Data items
____

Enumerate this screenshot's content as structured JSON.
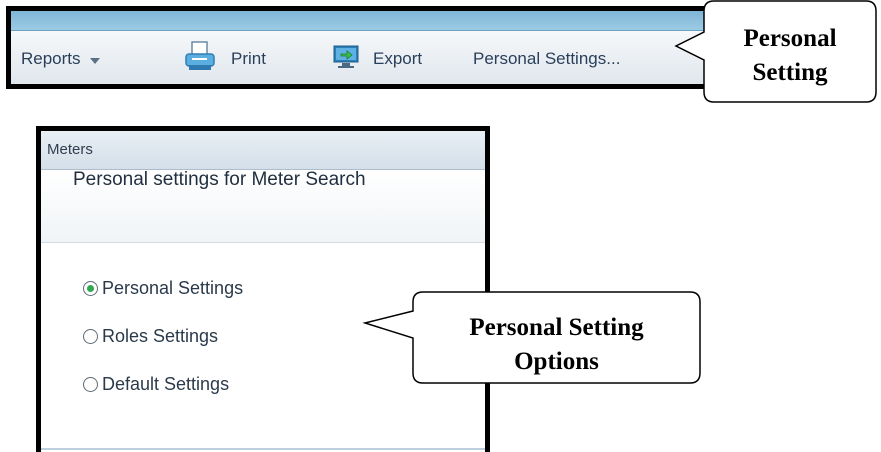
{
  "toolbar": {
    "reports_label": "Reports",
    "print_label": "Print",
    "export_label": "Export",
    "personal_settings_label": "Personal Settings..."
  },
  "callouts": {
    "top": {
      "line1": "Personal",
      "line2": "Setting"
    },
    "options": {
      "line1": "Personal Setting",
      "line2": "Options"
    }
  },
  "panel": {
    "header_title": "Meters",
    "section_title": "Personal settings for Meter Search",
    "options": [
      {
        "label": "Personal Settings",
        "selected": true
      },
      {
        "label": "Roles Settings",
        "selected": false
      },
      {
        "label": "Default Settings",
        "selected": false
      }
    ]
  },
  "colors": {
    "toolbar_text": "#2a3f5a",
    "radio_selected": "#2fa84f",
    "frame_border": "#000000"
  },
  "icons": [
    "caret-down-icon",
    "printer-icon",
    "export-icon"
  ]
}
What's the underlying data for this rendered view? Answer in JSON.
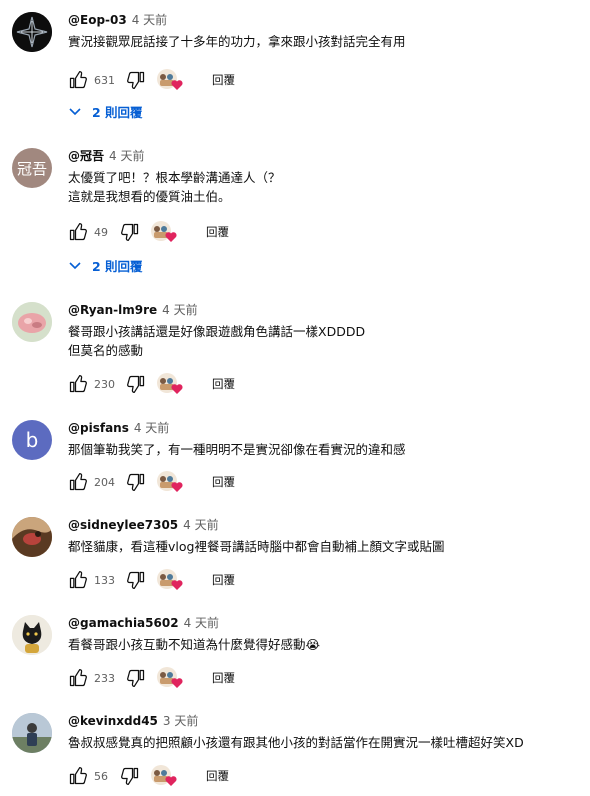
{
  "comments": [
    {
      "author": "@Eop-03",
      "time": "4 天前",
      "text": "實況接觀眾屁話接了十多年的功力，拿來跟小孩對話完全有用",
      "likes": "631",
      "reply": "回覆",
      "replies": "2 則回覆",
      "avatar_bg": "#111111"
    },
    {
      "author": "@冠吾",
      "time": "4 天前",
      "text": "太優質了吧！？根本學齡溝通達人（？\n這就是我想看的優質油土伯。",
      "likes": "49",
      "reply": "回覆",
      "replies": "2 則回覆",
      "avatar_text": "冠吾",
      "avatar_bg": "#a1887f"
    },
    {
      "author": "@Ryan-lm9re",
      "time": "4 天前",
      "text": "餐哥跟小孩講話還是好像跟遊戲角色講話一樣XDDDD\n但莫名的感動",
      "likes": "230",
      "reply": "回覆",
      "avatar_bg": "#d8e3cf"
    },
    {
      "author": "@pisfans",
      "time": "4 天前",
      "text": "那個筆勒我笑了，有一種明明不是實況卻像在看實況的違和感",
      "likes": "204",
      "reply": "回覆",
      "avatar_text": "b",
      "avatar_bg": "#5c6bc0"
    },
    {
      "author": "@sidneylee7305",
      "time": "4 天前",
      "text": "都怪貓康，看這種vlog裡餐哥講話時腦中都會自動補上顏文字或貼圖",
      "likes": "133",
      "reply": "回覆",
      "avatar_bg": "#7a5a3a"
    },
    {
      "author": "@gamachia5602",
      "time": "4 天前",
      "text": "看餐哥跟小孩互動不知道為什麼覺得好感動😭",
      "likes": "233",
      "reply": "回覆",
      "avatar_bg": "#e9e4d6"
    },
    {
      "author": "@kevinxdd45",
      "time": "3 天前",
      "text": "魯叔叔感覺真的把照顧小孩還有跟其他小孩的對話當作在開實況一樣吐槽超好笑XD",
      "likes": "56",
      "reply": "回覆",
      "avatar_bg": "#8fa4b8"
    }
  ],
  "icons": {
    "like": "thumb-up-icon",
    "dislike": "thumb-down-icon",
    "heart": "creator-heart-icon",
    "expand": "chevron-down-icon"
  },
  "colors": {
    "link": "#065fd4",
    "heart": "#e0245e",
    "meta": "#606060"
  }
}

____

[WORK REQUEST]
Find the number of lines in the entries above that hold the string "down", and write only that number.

[RESULT FOR THIS EXERCISE]
3